Women’s abortion seeking behavior under restrictive abortion laws in Mexico
Abortion is regulated in Mexico at the state level, and it is permitted under certain criteria in all 32 states, except in Mexico City where first-trimester abortion is decriminalized. Yet, more than a million abortions occur in Mexico each year. But most terminations occurring outside of Mexico City are clandestine and unsafe due to profound stigma against the procedure, lack of trained providers, lack of knowledge of where to find a safe abortion and poor knowledge of the laws. While this situation is moderated by the increasing use of misoprostol, a relatively safe method of abortion, the safety of the procedure cannot be assured in restrictive legal contexts. The purpose of this study is to explore women’s experiences with induced abortion in three federal entities with different legal contexts, and whether abortion seeking behavior and experiences differ across these settings. The study was carried out in three states, representing three different degrees of restrictiveness of abortion legislation. Queretaro with the “most restrictive” law, Tabasco with a “moderately restrictive” law, and Mexico state with the “least restrictive” law.

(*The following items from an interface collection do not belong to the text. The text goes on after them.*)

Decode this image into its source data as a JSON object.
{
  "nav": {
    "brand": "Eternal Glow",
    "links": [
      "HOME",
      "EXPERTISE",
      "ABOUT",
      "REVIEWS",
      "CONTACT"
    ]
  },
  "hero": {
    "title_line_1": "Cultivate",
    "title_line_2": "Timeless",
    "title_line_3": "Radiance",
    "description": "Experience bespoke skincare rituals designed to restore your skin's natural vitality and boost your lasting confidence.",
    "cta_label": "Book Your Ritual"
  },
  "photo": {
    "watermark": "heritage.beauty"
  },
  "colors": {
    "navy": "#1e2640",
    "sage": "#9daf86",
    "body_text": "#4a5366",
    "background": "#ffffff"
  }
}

We hypothesize that women living in more restrictive states will resort to the use of more unsafe and risky methods and providers for their abortion than their counterparts in less restrictive states. Women who recently obtained abortions were selected through snowball sampling and qualitative data were collected from them using semi-structured indepth interviews. Data collection took place between mid-2014 and mid-2015, with a final sample size N = 60 (20 from each state). Various themes involved in the process of abortion seeking behavior were developed from the IDIs and examined here: women’s knowledge of the abortion law in their state, reasons for having an abortion; the methods and providers used and women’s positive and negative experiences with abortion methods and providers used. Our results indicate that abortion safety is not associated with the restrictiveness of abortion legislation. Findings show that there is a new pattern of abortion service provision in Mexico, with misoprostol, a relatively safe and easy to use method, playing an important role. Nevertheless, while access to misoprostol tends to increase the safety of abortion, the improvement is moderated by women and their informants (relatives, friends and partners) not having accurate information on how to safely self-induce an abortion with misoprostol. On the other hand, some women manage to have safe abortion in illegal setting by going to Mexico City or with the support of NGOs knowlegeable on abortion. Findings demonstrate the importance of decriminalization of abortion, but meanwhile, harm reduction strategies, including promotion of accurate information about self-use of misoprostol where abortion is legally restricted will result in safe abortion.